■ **YOUR GOAL**: Restate the records that follow word for word; no pictures should appear.

[Entries from a dataset of interfaces]
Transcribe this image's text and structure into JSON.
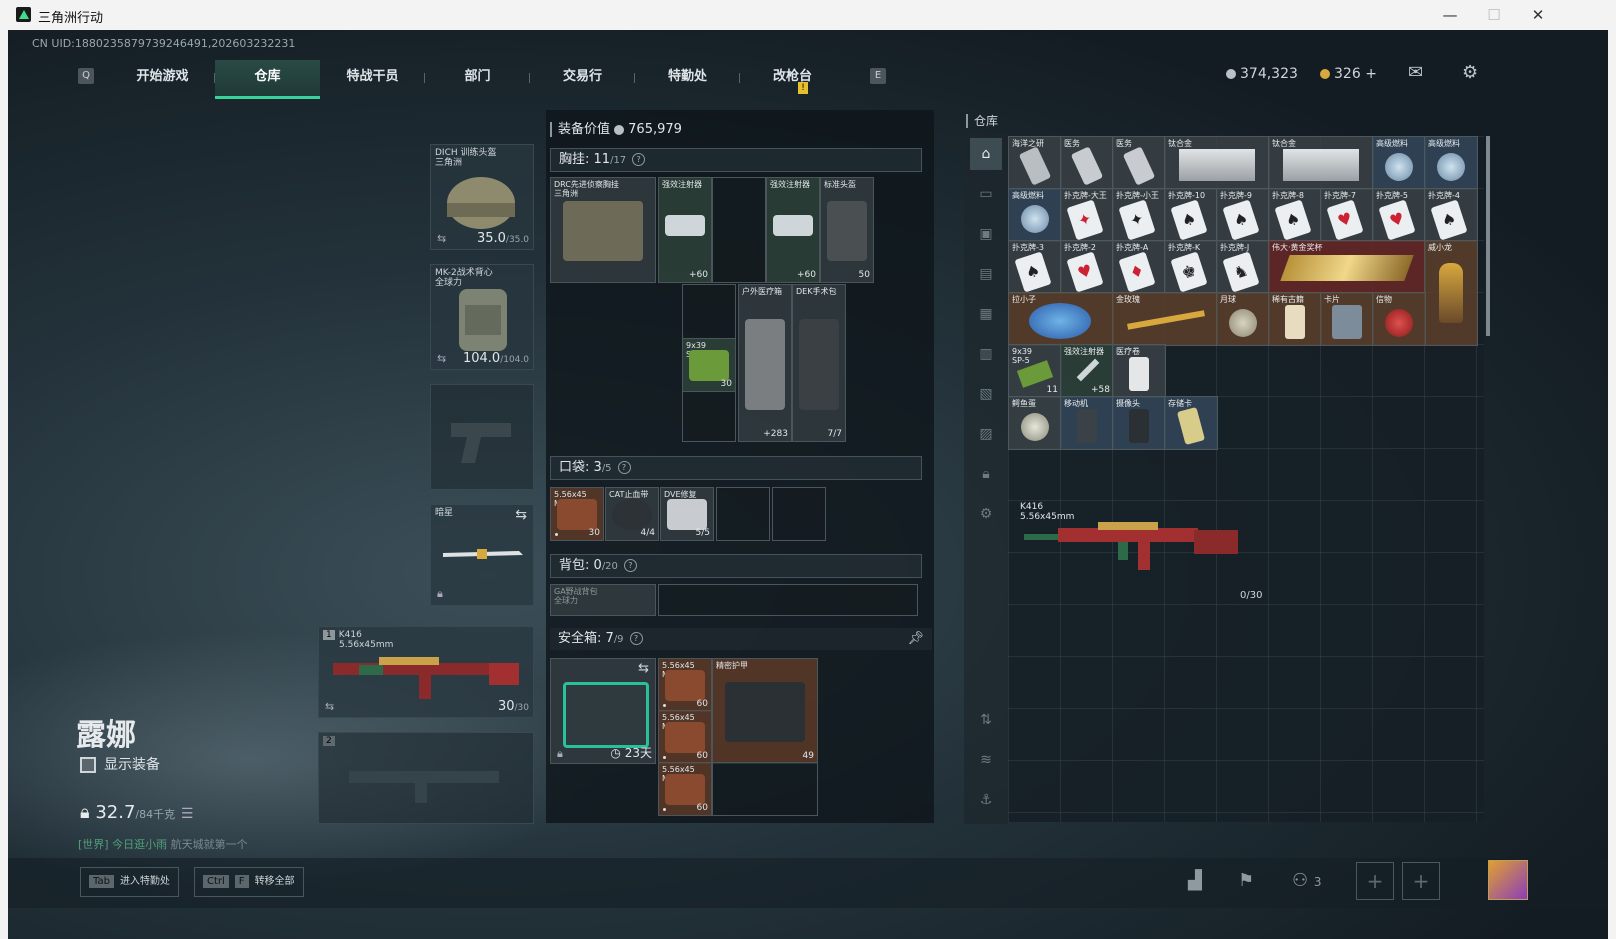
{
  "window": {
    "title": "三角洲行动",
    "minimize": "—",
    "maximize": "☐",
    "close": "✕"
  },
  "uid": "CN UID:1880235879739246491,202603232231",
  "nav": {
    "left_key": "Q",
    "right_key": "E",
    "tabs": [
      "开始游戏",
      "仓库",
      "特战干员",
      "部门",
      "交易行",
      "特勤处",
      "改枪台"
    ],
    "active_tab": "仓库",
    "alert_badge": "!"
  },
  "currency": {
    "silver": "374,323",
    "gold": "326",
    "gold_add": "+"
  },
  "equipment": {
    "helmet": {
      "label": "DICH 训练头盔\n三角洲",
      "durability": "35.0",
      "max": "/35.0"
    },
    "vest": {
      "label": "MK-2战术背心\n全球力",
      "durability": "104.0",
      "max": "/104.0"
    },
    "melee": {
      "label": "暗星"
    },
    "primary": {
      "slot": "1",
      "name": "K416",
      "caliber": "5.56x45mm",
      "ammo": "30",
      "ammo_max": "/30"
    },
    "secondary": {
      "slot": "2"
    }
  },
  "character": {
    "name": "露娜",
    "show_equipment": "显示装备",
    "weight": "32.7",
    "weight_max": "/84千克",
    "chat_channel": "[世界]",
    "chat_user": "今日逛小雨",
    "chat_text": "航天城就第一个"
  },
  "loadout": {
    "value_label": "装备价值",
    "value": "765,979",
    "chest": {
      "label": "胸挂:",
      "count": "11",
      "max": "/17"
    },
    "pockets": {
      "label": "口袋:",
      "count": "3",
      "max": "/5"
    },
    "backpack": {
      "label": "背包:",
      "count": "0",
      "max": "/20"
    },
    "safebox": {
      "label": "安全箱:",
      "count": "7",
      "max": "/9",
      "duration": "23天"
    },
    "chest_items": [
      {
        "label": "DRC先进侦察胸挂\n三角洲",
        "cnt": ""
      },
      {
        "label": "强效注射器",
        "cnt": "+60"
      },
      {
        "label": "强效注射器",
        "cnt": "+60"
      },
      {
        "label": "标准头盔",
        "cnt": "50"
      },
      {
        "label": "9x39\nSP-5",
        "cnt": "30"
      },
      {
        "label": "户外医疗箱",
        "cnt": "+283"
      },
      {
        "label": "DEK手术包",
        "cnt": "7/7"
      }
    ],
    "pocket_items": [
      {
        "label": "5.56x45\nM855",
        "cnt": "30"
      },
      {
        "label": "CAT止血带",
        "cnt": "4/4"
      },
      {
        "label": "DVE修复",
        "cnt": "5/5"
      }
    ],
    "backpack_item": {
      "label": "GA野战背包\n全球力"
    },
    "safebox_items": [
      {
        "label": "5.56x45\nM855A1",
        "cnt": "60"
      },
      {
        "label": "5.56x45\nM855A1",
        "cnt": "60"
      },
      {
        "label": "5.56x45\nM855A1",
        "cnt": "60"
      },
      {
        "label": "精密护甲",
        "cnt": "49"
      }
    ]
  },
  "storage": {
    "title": "仓库",
    "row1": [
      {
        "label": "海洋之研",
        "cnt": ""
      },
      {
        "label": "医务",
        "cnt": ""
      },
      {
        "label": "医务",
        "cnt": ""
      },
      {
        "label": "钛合金",
        "cnt": ""
      },
      {
        "label": "钛合金",
        "cnt": ""
      },
      {
        "label": "高级燃料",
        "cnt": ""
      },
      {
        "label": "高级燃料",
        "cnt": ""
      }
    ],
    "row2": [
      {
        "label": "高级燃料",
        "cnt": ""
      },
      {
        "label": "扑克牌-大王",
        "cnt": ""
      },
      {
        "label": "扑克牌-小王",
        "cnt": ""
      },
      {
        "label": "扑克牌-10",
        "cnt": ""
      },
      {
        "label": "扑克牌-9",
        "cnt": ""
      },
      {
        "label": "扑克牌-8",
        "cnt": ""
      },
      {
        "label": "扑克牌-7",
        "cnt": ""
      },
      {
        "label": "扑克牌-5",
        "cnt": ""
      },
      {
        "label": "扑克牌-4",
        "cnt": ""
      }
    ],
    "row3": [
      {
        "label": "扑克牌-3",
        "cnt": ""
      },
      {
        "label": "扑克牌-2",
        "cnt": ""
      },
      {
        "label": "扑克牌-A",
        "cnt": ""
      },
      {
        "label": "扑克牌-K",
        "cnt": ""
      },
      {
        "label": "扑克牌-J",
        "cnt": ""
      },
      {
        "label": "伟大·黄金奖杯",
        "cnt": ""
      },
      {
        "label": "威小龙",
        "cnt": ""
      }
    ],
    "row4": [
      {
        "label": "拉小子",
        "cnt": ""
      },
      {
        "label": "金玫瑰",
        "cnt": ""
      },
      {
        "label": "月球",
        "cnt": ""
      },
      {
        "label": "稀有古籍",
        "cnt": ""
      },
      {
        "label": "卡片",
        "cnt": ""
      },
      {
        "label": "信物",
        "cnt": ""
      }
    ],
    "row5": [
      {
        "label": "9x39\nSP-5",
        "cnt": "11"
      },
      {
        "label": "强效注射器",
        "cnt": "+58"
      },
      {
        "label": "医疗卷",
        "cnt": ""
      }
    ],
    "row6": [
      {
        "label": "鳄鱼蛋",
        "cnt": ""
      },
      {
        "label": "移动机",
        "cnt": ""
      },
      {
        "label": "摄像头",
        "cnt": ""
      },
      {
        "label": "存储卡",
        "cnt": ""
      }
    ],
    "gun": {
      "name": "K416",
      "caliber": "5.56x45mm",
      "ammo": "0/30"
    }
  },
  "bottom": {
    "hint1_key": "Tab",
    "hint1": "进入特勤处",
    "hint2_key1": "Ctrl",
    "hint2_key2": "F",
    "hint2": "转移全部",
    "squad": "3"
  },
  "colors": {
    "accent": "#38d29a",
    "gold": "#d7a83d",
    "alert": "#e6c12d"
  }
}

■ **THE COMPLETED TASK**:
Transcribe this image's text and structure into JSON.
{
  "window": {
    "title": "三角洲行动",
    "minimize": "—",
    "maximize": "☐",
    "close": "✕"
  },
  "uid": "CN UID:1880235879739246491,202603232231",
  "nav": {
    "left_key": "Q",
    "right_key": "E",
    "tabs": [
      "开始游戏",
      "仓库",
      "特战干员",
      "部门",
      "交易行",
      "特勤处",
      "改枪台"
    ],
    "active_tab": "仓库",
    "alert_badge": "!"
  },
  "currency": {
    "silver": "374,323",
    "gold": "326",
    "gold_add": "+"
  },
  "equipment": {
    "helmet": {
      "label": "DICH 训练头盔\n三角洲",
      "durability": "35.0",
      "max": "/35.0"
    },
    "vest": {
      "label": "MK-2战术背心\n全球力",
      "durability": "104.0",
      "max": "/104.0"
    },
    "melee": {
      "label": "暗星"
    },
    "primary": {
      "slot": "1",
      "name": "K416",
      "caliber": "5.56x45mm",
      "ammo": "30",
      "ammo_max": "/30"
    },
    "secondary": {
      "slot": "2"
    }
  },
  "character": {
    "name": "露娜",
    "show_equipment": "显示装备",
    "weight": "32.7",
    "weight_max": "/84千克",
    "chat_channel": "[世界]",
    "chat_user": "今日逛小雨",
    "chat_text": "航天城就第一个"
  },
  "loadout": {
    "value_label": "装备价值",
    "value": "765,979",
    "chest": {
      "label": "胸挂:",
      "count": "11",
      "max": "/17"
    },
    "pockets": {
      "label": "口袋:",
      "count": "3",
      "max": "/5"
    },
    "backpack": {
      "label": "背包:",
      "count": "0",
      "max": "/20"
    },
    "safebox": {
      "label": "安全箱:",
      "count": "7",
      "max": "/9",
      "duration": "23天"
    },
    "chest_items": [
      {
        "label": "DRC先进侦察胸挂\n三角洲",
        "cnt": ""
      },
      {
        "label": "强效注射器",
        "cnt": "+60"
      },
      {
        "label": "强效注射器",
        "cnt": "+60"
      },
      {
        "label": "标准头盔",
        "cnt": "50"
      },
      {
        "label": "9x39\nSP-5",
        "cnt": "30"
      },
      {
        "label": "户外医疗箱",
        "cnt": "+283"
      },
      {
        "label": "DEK手术包",
        "cnt": "7/7"
      }
    ],
    "pocket_items": [
      {
        "label": "5.56x45\nM855",
        "cnt": "30"
      },
      {
        "label": "CAT止血带",
        "cnt": "4/4"
      },
      {
        "label": "DVE修复",
        "cnt": "5/5"
      }
    ],
    "backpack_item": {
      "label": "GA野战背包\n全球力"
    },
    "safebox_items": [
      {
        "label": "5.56x45\nM855A1",
        "cnt": "60"
      },
      {
        "label": "5.56x45\nM855A1",
        "cnt": "60"
      },
      {
        "label": "5.56x45\nM855A1",
        "cnt": "60"
      },
      {
        "label": "精密护甲",
        "cnt": "49"
      }
    ]
  },
  "storage": {
    "title": "仓库",
    "row1": [
      {
        "label": "海洋之研",
        "cnt": ""
      },
      {
        "label": "医务",
        "cnt": ""
      },
      {
        "label": "医务",
        "cnt": ""
      },
      {
        "label": "钛合金",
        "cnt": ""
      },
      {
        "label": "钛合金",
        "cnt": ""
      },
      {
        "label": "高级燃料",
        "cnt": ""
      },
      {
        "label": "高级燃料",
        "cnt": ""
      }
    ],
    "row2": [
      {
        "label": "高级燃料",
        "cnt": ""
      },
      {
        "label": "扑克牌-大王",
        "cnt": ""
      },
      {
        "label": "扑克牌-小王",
        "cnt": ""
      },
      {
        "label": "扑克牌-10",
        "cnt": ""
      },
      {
        "label": "扑克牌-9",
        "cnt": ""
      },
      {
        "label": "扑克牌-8",
        "cnt": ""
      },
      {
        "label": "扑克牌-7",
        "cnt": ""
      },
      {
        "label": "扑克牌-5",
        "cnt": ""
      },
      {
        "label": "扑克牌-4",
        "cnt": ""
      }
    ],
    "row3": [
      {
        "label": "扑克牌-3",
        "cnt": ""
      },
      {
        "label": "扑克牌-2",
        "cnt": ""
      },
      {
        "label": "扑克牌-A",
        "cnt": ""
      },
      {
        "label": "扑克牌-K",
        "cnt": ""
      },
      {
        "label": "扑克牌-J",
        "cnt": ""
      },
      {
        "label": "伟大·黄金奖杯",
        "cnt": ""
      },
      {
        "label": "威小龙",
        "cnt": ""
      }
    ],
    "row4": [
      {
        "label": "拉小子",
        "cnt": ""
      },
      {
        "label": "金玫瑰",
        "cnt": ""
      },
      {
        "label": "月球",
        "cnt": ""
      },
      {
        "label": "稀有古籍",
        "cnt": ""
      },
      {
        "label": "卡片",
        "cnt": ""
      },
      {
        "label": "信物",
        "cnt": ""
      }
    ],
    "row5": [
      {
        "label": "9x39\nSP-5",
        "cnt": "11"
      },
      {
        "label": "强效注射器",
        "cnt": "+58"
      },
      {
        "label": "医疗卷",
        "cnt": ""
      }
    ],
    "row6": [
      {
        "label": "鳄鱼蛋",
        "cnt": ""
      },
      {
        "label": "移动机",
        "cnt": ""
      },
      {
        "label": "摄像头",
        "cnt": ""
      },
      {
        "label": "存储卡",
        "cnt": ""
      }
    ],
    "gun": {
      "name": "K416",
      "caliber": "5.56x45mm",
      "ammo": "0/30"
    }
  },
  "bottom": {
    "hint1_key": "Tab",
    "hint1": "进入特勤处",
    "hint2_key1": "Ctrl",
    "hint2_key2": "F",
    "hint2": "转移全部",
    "squad": "3"
  },
  "colors": {
    "accent": "#38d29a",
    "gold": "#d7a83d",
    "alert": "#e6c12d"
  }
}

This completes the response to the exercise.